What is it with the Nordic countries that make them perform so well in innovation, although quite small populations? Is there anything Japan can learn from this? These were questions raised by Prof. Yuriko Shibayama at the faculty of Nordic studies at Tokai University. To get more insight in this, a seminar on Nordic Innovation was organised at the university on March 12, with representatives from all the Nordic countries, and also the Nordic Innovation House Tokyo participating, which was launched 2020.
In Japan, high priority is given from political level for climate, digitalisation and innovation, not least towards transformative innovation. These priorities are also important for the Nordic countries, and the topics of innovation and digitalisation had special focus at the Tokai University seminar, with different aspects brought up by the five Nordic countries. The topics from the five countries were:
Finland – Digitalization and happiness
Denmark – Cooperation as the key to innovation and digitalisation
Sweden – Innovation and Transformation
Norway – Human-centric digital transformation
Iceland – Innovation and addressing the gender gap
And in addition to this, the Nordic Innovation House gave an introduction of their mission and activities, and aspects of the strong Nordic innovation ecosystem.
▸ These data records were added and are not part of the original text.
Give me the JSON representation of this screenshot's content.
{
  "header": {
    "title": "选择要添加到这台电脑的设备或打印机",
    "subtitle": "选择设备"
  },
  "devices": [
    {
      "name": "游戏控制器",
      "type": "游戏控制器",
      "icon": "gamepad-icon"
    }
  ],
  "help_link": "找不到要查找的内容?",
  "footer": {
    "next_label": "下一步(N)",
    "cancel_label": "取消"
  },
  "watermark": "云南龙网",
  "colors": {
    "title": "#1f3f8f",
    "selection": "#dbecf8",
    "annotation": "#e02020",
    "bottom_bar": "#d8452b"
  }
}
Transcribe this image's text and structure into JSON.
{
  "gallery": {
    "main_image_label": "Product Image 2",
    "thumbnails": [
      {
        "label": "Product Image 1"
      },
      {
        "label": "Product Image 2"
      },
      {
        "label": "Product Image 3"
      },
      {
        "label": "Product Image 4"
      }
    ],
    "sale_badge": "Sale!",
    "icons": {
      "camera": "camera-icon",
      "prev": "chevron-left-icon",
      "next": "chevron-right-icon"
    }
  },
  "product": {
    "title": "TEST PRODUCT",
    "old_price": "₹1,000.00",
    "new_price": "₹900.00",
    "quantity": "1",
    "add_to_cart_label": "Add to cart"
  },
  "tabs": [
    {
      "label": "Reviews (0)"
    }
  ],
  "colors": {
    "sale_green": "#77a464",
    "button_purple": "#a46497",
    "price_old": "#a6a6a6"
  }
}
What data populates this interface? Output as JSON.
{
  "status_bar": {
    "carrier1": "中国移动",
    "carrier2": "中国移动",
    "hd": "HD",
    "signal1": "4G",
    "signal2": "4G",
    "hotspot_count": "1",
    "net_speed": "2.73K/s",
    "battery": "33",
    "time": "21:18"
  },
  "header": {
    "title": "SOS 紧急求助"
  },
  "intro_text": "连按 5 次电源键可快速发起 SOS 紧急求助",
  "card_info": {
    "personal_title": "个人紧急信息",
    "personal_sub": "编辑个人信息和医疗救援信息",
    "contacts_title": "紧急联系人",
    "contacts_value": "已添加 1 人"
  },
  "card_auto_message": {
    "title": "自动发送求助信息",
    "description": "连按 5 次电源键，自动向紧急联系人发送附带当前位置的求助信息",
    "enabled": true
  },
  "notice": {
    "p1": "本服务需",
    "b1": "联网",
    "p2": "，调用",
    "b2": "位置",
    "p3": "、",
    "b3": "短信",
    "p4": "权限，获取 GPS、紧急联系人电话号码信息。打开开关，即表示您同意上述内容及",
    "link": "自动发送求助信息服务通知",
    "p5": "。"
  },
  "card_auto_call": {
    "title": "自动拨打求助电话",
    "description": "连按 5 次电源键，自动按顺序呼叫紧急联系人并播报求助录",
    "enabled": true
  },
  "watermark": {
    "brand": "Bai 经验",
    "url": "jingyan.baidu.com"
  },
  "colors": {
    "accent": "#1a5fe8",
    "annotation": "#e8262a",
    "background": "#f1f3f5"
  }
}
The Nordic delegation was happy to arrive to the Tokai University’s Takanawa campus and take part in one of the rare physical events during the pandemic, with significant Covid-19 precautions. After greetings by Prof. Kazuhiko Hamamoto, dean for the School of Information and Telecommunication Engineering, and the organiser Prof. Yuriko Shibayama, the delegation was taken to the impressive VR laboratory for a virtual (!) tour around the campus, where they could move around with 3D-glasses.
When the seminar began, Prof. Hamamoto gave welcoming and introductory remarks, followed by Prof. Shibayama giving an introduction to the Nordic countries, with values and high performance in several different types of rankings.
The presentations from the Nordic countries had as a whole a joint focus concerning the importance of innovation and digitalisation as for societal development, transformation and competitiveness, and that Nordic values, such as gender equality, trust, human-centric approaches, and collaboration are important for the Nordics to perform very well in international comparisons. The countries also stressed the long-standing collaborations and good relations with Japan, and the potential for further deepening these.
The Swedish presentation included comparisons between Japan and Sweden, with Sweden being a slightly larger country than Japan, but with a population of just a bit more than one fourth of Tokyo metropolitan area. Although the number of Japanese Nobel laureates are increasing at an impressive speed, Sweden is happy to still have a few more laureates. Sweden ranks among the absolute top nations in the world in innovation rankings, with position #1 in the 2020 European Innovation Scoreboard and #2 in the 2020 Global Innovation Index. Sweden is also ranked #1 in the 2020 SDG index for the UN Sustainable Development Goals.
Investments in research and scientific performance are fundamental for innovation, together with the plethora of Swedish multinational companies in many different sectors. In the presentation, the very vibrant start-up scene that has arisen the recent decades is very important for innovation, not least transformative innovations, and to Sweden producing several unicorns.
As examples of Innovation and Transformation in Sweden, Spotify was given for transforming the music industry from buying records to subscribing to (virtually) all music; Klarna for their digital means for simplifying payments and now also converting to a bank; and the two front-running Swedish initiatives to produce CO2-neutral steel through hydrogen, HYBRIT and Hydrogen Green Steel. Both of the hydrogen companies aim to be the first in the world in implementing this transformative shift for eliminating Sweden’s largest CO2 emissions, important for the Paris agreement as well as for future competitiveness and growth.
After the country presentations followed a panel discussion on the society in post-covid and the importance of human perspectives in innovation. There was a consensus on the importance of human perspectives, and also that Covid-19 has spurred many changes in society, not least in work structures and remote medicine, and that the new-normal when the pandemic resides, most likely will heavily be influenced by these. In the wake of new modes of working and living, there are also excellent opportunities for new innovations! A concern was raised that reduced human interactions may affect discussions and innovative ideas negatively, though. On the question “What can we learn from the Nordics?” initiating the seminar, there is one important aspect brought up – collaboration! Japan and the Nordic countries have long-standing relations and collaborations, and in the rapidly changing world, we can all benefit by deepening and increasing our research and innovation collaborations for mutual benefit and strengthened global competitiveness. We look forward to further deepening our research and innovation collaboration between Sweden and Japan!